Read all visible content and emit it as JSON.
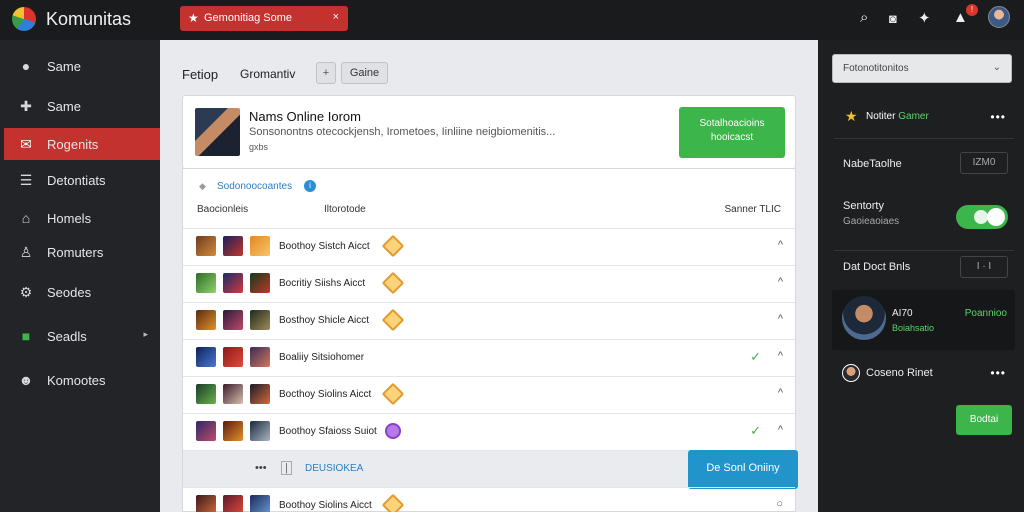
{
  "app": {
    "title": "Komunitas"
  },
  "alert": {
    "text": "Gemonitiag Some",
    "close": "×"
  },
  "sidebar": {
    "items": [
      {
        "label": "Same",
        "icon": "chat-icon"
      },
      {
        "label": "Same",
        "icon": "gamepad-icon"
      },
      {
        "label": "Rogenits",
        "icon": "envelope-icon",
        "active": true
      },
      {
        "label": "Detontiats",
        "icon": "list-icon"
      },
      {
        "label": "Homels",
        "icon": "home-icon"
      },
      {
        "label": "Romuters",
        "icon": "user-icon"
      },
      {
        "label": "Seodes",
        "icon": "gear-icon"
      },
      {
        "label": "Seadls",
        "icon": "folder-icon",
        "arrow": "▸"
      },
      {
        "label": "Komootes",
        "icon": "group-icon"
      }
    ]
  },
  "main": {
    "breadcrumb": {
      "first": "Fetiop",
      "second": "Gromantiv",
      "btn_icon": "+",
      "btn_label": "Gaine"
    },
    "header": {
      "title": "Nams Online Iorom",
      "subtitle": "Sonsonontns otecockjensh, Irometoes, Iinliine neigbiomenitis...",
      "avatar_tag": "gxbs",
      "action_line1": "Sotalhoacioins",
      "action_line2": "hooicacst"
    },
    "list": {
      "title": "Sodonoocoantes",
      "info": "i",
      "filter1": "Baocionleis",
      "filter2": "Iltorotode",
      "filter3": "Sanner TLIC",
      "rows": [
        {
          "label": "Boothoy Sistch Aicct",
          "gem": "orange",
          "check": false,
          "caret": "^"
        },
        {
          "label": "Bocritiy Siishs Aicct",
          "gem": "orange",
          "check": false,
          "caret": "^"
        },
        {
          "label": "Bosthoy Shicle Aicct",
          "gem": "orange",
          "check": false,
          "caret": "^"
        },
        {
          "label": "Boaliiy Sitsiohomer",
          "gem": "none",
          "check": true,
          "caret": "^"
        },
        {
          "label": "Bocthoy Siolins Aicct",
          "gem": "orange",
          "check": false,
          "caret": "^"
        },
        {
          "label": "Boothoy Sfaioss Suiot",
          "gem": "purple",
          "check": true,
          "caret": "^"
        }
      ],
      "footer_row": {
        "dots": "•••",
        "pipe": "|",
        "label": "DEUSIOKEA",
        "button": "De Sonl Oniiny"
      },
      "last_row": {
        "label": "Boothoy Siolins Aicct",
        "gem": "orange",
        "caret": "○"
      }
    }
  },
  "rpanel": {
    "select": {
      "label": "Fotonotitonitos",
      "chev": "⌄"
    },
    "section_title": "Notiter",
    "section_title_accent": "Gamer",
    "more": "•••",
    "field1": {
      "label": "NabeTaolhe",
      "value": "IZM0"
    },
    "field2": {
      "label": "Sentorty",
      "sub": "Gaoieaoiaes"
    },
    "field3": {
      "label": "Dat Doct Bnls",
      "value": "I · I"
    },
    "user": {
      "name": "AI70",
      "sub": "Boiahsatio",
      "status": "Poannioo"
    },
    "row2": {
      "label": "Coseno Rinet",
      "more": "•••"
    },
    "button": "Bodtai"
  },
  "colors": {
    "accent_red": "#c3322e",
    "accent_green": "#3cb54a",
    "accent_blue": "#2294cc"
  }
}
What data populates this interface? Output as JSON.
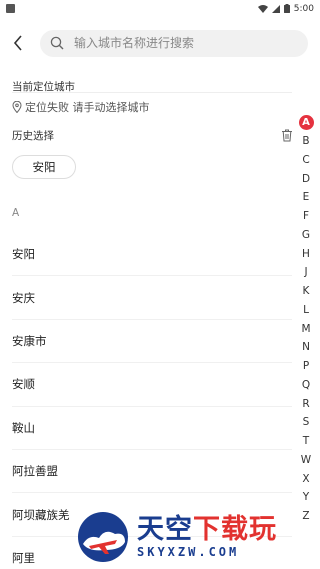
{
  "status_bar": {
    "time": "5:00"
  },
  "search": {
    "placeholder": "输入城市名称进行搜索"
  },
  "current_location": {
    "title": "当前定位城市",
    "message": "定位失败 请手动选择城市"
  },
  "history": {
    "title": "历史选择",
    "items": [
      "安阳"
    ]
  },
  "group": {
    "header": "A",
    "cities": [
      "安阳",
      "安庆",
      "安康市",
      "安顺",
      "鞍山",
      "阿拉善盟",
      "阿坝藏族羌",
      "阿里"
    ]
  },
  "index_bar": {
    "active": "A",
    "letters": [
      "A",
      "B",
      "C",
      "D",
      "E",
      "F",
      "G",
      "H",
      "J",
      "K",
      "L",
      "M",
      "N",
      "P",
      "Q",
      "R",
      "S",
      "T",
      "W",
      "X",
      "Y",
      "Z"
    ]
  },
  "watermark": {
    "cn_main": "天空",
    "cn_accent": "下载玩",
    "en": "SKYXZW.COM"
  },
  "colors": {
    "accent": "#e5323f",
    "watermark_blue": "#1a3d8f"
  }
}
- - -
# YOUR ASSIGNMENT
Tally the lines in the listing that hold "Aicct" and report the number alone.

# EXERCISE RESPONSE
5